Task requirements: Pick out all lines with the word "title" from the records that follow.

Information given:
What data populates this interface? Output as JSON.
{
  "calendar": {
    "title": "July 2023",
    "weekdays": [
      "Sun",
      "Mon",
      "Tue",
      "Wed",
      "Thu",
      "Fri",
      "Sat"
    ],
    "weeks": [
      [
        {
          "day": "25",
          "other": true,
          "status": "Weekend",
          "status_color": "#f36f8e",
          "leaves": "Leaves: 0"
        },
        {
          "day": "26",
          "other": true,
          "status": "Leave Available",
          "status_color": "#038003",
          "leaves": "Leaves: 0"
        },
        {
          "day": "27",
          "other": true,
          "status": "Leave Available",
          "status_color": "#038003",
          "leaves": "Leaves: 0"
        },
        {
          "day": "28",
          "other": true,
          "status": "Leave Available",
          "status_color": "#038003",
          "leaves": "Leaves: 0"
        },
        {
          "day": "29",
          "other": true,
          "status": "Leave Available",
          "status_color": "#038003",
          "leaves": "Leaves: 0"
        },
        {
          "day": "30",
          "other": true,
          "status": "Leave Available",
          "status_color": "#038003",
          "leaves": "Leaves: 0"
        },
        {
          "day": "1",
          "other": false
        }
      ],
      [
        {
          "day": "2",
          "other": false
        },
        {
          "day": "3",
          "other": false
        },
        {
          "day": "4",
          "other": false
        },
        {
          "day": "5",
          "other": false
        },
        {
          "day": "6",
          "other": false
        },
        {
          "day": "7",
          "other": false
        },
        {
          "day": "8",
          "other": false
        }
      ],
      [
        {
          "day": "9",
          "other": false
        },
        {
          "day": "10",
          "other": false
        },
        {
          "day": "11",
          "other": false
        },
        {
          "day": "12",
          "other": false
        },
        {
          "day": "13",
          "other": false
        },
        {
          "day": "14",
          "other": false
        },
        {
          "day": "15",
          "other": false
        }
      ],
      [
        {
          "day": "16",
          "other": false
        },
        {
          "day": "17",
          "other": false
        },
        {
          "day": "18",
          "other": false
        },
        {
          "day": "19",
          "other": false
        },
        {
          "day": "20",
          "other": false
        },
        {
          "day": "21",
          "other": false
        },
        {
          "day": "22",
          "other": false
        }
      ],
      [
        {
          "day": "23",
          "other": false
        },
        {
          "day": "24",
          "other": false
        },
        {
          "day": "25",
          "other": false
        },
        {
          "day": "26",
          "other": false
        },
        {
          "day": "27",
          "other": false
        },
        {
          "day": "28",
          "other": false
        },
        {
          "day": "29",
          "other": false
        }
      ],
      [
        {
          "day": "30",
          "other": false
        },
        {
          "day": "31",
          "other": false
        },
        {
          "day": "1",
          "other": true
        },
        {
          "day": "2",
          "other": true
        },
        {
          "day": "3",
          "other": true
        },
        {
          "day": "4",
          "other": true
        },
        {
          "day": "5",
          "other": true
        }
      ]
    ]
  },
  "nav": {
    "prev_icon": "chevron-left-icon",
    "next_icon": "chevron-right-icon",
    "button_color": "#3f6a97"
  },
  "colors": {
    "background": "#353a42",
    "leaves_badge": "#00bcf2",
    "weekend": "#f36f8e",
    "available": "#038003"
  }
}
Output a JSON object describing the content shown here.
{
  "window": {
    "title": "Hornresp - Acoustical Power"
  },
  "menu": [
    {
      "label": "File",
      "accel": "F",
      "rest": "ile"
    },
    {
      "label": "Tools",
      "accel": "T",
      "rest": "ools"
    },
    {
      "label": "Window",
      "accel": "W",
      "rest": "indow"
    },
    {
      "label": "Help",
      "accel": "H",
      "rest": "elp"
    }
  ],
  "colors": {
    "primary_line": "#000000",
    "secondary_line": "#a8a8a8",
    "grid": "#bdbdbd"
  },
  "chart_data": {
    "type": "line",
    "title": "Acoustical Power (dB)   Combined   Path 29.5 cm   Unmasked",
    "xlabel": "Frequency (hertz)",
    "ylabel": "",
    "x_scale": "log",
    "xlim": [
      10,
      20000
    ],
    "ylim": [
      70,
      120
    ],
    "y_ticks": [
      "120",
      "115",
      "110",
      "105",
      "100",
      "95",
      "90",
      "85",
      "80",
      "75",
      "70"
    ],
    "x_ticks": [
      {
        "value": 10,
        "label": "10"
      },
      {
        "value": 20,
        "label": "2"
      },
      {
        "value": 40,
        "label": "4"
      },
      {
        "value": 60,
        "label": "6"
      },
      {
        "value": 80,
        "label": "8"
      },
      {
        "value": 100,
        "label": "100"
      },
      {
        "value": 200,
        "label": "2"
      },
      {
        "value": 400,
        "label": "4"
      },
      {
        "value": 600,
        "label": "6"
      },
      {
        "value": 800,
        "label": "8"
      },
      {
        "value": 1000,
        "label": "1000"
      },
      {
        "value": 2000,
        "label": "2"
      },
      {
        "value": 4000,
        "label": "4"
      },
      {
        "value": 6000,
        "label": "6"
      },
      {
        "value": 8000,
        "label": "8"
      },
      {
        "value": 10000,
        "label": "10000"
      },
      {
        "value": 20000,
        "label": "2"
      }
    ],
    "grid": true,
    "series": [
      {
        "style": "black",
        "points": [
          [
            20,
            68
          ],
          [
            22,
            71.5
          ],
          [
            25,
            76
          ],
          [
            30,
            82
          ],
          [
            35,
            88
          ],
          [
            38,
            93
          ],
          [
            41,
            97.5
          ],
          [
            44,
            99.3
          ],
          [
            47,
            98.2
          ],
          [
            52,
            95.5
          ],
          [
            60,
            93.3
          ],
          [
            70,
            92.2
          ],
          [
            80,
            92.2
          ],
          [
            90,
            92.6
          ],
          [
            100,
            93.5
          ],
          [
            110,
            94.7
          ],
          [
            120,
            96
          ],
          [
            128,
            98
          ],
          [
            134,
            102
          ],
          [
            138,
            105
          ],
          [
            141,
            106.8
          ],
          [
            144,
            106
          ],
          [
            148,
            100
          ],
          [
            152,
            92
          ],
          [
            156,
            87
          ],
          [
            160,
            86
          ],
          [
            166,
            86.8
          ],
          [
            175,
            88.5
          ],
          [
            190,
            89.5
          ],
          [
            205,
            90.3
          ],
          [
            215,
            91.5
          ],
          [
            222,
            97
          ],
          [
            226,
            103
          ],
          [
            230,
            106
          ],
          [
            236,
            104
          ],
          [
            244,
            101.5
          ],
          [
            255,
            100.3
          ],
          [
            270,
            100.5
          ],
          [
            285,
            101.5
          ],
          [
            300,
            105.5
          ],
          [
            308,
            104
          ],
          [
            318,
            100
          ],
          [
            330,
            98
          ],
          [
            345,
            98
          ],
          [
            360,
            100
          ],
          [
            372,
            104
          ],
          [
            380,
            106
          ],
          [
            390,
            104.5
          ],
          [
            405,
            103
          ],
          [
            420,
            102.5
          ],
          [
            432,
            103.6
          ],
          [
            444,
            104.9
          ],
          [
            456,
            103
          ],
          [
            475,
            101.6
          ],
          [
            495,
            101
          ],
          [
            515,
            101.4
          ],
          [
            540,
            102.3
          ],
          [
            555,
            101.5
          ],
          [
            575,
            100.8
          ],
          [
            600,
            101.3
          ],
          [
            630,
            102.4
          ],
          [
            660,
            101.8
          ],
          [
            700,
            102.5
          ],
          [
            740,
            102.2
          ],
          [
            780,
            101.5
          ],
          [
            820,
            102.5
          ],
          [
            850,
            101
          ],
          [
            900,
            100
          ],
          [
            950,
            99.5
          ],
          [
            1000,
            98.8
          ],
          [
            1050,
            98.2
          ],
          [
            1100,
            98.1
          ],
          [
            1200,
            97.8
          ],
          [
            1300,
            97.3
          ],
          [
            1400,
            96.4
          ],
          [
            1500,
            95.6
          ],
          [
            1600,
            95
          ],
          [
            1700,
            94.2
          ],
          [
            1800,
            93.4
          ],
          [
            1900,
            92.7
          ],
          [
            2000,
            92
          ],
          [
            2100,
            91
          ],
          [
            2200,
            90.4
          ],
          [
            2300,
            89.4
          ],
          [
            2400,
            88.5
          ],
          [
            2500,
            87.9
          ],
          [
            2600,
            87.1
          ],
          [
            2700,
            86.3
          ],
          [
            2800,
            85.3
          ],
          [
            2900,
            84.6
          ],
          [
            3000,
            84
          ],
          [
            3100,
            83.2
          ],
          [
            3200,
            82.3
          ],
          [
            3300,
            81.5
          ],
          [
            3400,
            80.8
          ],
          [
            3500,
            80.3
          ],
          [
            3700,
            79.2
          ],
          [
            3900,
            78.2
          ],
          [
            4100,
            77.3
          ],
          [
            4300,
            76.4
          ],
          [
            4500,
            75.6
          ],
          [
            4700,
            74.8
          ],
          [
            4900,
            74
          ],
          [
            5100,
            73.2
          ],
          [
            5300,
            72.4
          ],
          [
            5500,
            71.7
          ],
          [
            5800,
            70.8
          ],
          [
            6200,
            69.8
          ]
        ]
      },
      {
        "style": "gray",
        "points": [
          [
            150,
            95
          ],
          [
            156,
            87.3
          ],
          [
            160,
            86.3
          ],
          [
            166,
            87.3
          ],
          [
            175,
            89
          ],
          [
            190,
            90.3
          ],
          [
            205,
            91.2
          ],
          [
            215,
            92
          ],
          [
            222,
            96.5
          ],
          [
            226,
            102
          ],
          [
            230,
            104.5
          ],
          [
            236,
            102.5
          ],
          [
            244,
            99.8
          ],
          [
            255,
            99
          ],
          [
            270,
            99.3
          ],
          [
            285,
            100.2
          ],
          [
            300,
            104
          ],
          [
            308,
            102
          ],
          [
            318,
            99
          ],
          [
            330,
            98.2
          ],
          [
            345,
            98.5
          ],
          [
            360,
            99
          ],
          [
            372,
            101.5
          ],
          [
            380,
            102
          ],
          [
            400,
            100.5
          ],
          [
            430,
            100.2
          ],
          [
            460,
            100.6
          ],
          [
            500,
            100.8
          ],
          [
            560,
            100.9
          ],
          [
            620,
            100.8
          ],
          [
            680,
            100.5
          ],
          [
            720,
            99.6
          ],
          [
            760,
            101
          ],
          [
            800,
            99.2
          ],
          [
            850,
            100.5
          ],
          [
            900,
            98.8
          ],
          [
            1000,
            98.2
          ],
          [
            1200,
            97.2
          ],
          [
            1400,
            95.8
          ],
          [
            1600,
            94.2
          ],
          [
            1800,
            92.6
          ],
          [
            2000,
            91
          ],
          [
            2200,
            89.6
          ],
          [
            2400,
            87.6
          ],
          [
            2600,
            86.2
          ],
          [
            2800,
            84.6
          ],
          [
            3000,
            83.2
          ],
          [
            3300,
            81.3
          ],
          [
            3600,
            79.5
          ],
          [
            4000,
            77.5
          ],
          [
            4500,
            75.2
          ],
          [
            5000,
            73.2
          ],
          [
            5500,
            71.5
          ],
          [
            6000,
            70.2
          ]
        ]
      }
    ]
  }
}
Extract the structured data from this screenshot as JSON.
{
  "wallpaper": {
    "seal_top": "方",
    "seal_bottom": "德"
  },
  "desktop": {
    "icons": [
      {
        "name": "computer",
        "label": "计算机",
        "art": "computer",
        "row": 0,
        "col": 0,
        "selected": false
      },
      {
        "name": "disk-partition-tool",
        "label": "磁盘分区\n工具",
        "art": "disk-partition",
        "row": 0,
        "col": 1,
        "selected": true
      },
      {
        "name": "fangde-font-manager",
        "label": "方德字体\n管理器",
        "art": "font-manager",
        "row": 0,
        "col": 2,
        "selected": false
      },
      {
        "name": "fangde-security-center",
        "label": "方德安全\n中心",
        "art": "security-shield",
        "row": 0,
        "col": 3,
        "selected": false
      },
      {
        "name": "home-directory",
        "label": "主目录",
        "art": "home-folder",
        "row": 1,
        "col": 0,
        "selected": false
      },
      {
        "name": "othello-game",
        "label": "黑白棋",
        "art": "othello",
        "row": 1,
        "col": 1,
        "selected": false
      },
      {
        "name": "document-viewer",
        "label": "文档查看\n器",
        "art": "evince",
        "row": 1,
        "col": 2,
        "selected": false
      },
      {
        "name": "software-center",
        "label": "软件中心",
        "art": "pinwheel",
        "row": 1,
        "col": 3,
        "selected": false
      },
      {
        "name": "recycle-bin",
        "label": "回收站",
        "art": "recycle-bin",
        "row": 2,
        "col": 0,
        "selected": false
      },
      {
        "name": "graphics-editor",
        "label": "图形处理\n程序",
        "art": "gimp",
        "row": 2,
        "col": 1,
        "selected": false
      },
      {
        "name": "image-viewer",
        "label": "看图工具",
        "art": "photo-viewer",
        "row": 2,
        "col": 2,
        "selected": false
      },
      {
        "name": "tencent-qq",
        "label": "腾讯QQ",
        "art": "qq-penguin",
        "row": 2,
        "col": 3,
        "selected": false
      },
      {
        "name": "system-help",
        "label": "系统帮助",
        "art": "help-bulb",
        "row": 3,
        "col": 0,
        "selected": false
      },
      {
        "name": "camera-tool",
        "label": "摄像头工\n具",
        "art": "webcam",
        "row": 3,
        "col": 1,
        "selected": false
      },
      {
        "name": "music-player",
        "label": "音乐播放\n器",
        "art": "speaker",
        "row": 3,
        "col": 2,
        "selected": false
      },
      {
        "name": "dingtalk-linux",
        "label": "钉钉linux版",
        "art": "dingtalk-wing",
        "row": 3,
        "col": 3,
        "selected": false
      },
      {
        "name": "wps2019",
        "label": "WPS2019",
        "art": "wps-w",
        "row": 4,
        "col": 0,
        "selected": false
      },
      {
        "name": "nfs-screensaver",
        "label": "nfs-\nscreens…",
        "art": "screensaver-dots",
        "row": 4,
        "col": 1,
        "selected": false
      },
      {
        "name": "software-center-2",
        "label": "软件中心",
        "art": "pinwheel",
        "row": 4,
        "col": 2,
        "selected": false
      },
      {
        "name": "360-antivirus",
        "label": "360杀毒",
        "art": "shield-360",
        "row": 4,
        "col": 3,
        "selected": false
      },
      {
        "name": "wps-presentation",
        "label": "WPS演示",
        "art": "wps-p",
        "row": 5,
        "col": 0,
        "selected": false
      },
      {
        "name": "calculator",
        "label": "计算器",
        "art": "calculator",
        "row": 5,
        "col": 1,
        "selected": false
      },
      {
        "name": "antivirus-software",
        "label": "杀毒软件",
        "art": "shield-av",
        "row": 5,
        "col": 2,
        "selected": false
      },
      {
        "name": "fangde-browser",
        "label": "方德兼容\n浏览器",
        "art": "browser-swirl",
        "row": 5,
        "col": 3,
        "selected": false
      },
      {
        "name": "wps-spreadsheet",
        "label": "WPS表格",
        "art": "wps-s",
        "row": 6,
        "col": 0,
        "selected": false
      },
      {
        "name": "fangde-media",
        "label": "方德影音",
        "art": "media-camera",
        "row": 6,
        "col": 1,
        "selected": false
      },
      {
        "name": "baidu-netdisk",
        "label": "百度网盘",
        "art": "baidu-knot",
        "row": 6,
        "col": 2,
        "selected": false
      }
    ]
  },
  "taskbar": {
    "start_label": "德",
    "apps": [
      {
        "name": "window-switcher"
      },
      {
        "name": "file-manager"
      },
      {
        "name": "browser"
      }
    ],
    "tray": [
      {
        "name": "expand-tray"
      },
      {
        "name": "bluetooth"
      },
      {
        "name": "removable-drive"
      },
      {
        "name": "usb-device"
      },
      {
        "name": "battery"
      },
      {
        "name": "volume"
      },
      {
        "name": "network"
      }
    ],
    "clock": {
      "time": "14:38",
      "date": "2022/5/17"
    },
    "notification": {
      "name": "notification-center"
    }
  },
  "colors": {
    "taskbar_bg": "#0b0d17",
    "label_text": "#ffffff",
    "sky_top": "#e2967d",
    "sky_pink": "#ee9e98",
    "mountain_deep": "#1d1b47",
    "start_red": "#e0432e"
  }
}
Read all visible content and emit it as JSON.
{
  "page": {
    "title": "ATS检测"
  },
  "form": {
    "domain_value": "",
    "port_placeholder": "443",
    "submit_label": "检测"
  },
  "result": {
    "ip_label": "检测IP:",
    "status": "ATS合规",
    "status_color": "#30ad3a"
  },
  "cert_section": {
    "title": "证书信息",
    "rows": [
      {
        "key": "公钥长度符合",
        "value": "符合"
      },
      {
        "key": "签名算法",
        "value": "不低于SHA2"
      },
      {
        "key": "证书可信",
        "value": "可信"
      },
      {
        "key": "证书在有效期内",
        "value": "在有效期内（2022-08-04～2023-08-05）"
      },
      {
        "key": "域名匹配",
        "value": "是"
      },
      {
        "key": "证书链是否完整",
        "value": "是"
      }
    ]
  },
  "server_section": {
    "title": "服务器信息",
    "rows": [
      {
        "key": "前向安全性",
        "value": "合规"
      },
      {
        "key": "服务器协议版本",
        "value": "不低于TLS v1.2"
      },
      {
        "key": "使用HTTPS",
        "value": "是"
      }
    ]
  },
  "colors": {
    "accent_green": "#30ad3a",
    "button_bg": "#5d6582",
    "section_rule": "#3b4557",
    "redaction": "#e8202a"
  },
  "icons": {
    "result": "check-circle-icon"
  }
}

Solution to this task:
    "title": "July 2023",
    "title": "Hornresp - Acoustical Power"
    "title": "Acoustical Power (dB)   Combined   Path 29.5 cm   Unmasked",
    "title": "ATS检测"
    "title": "证书信息",
    "title": "服务器信息",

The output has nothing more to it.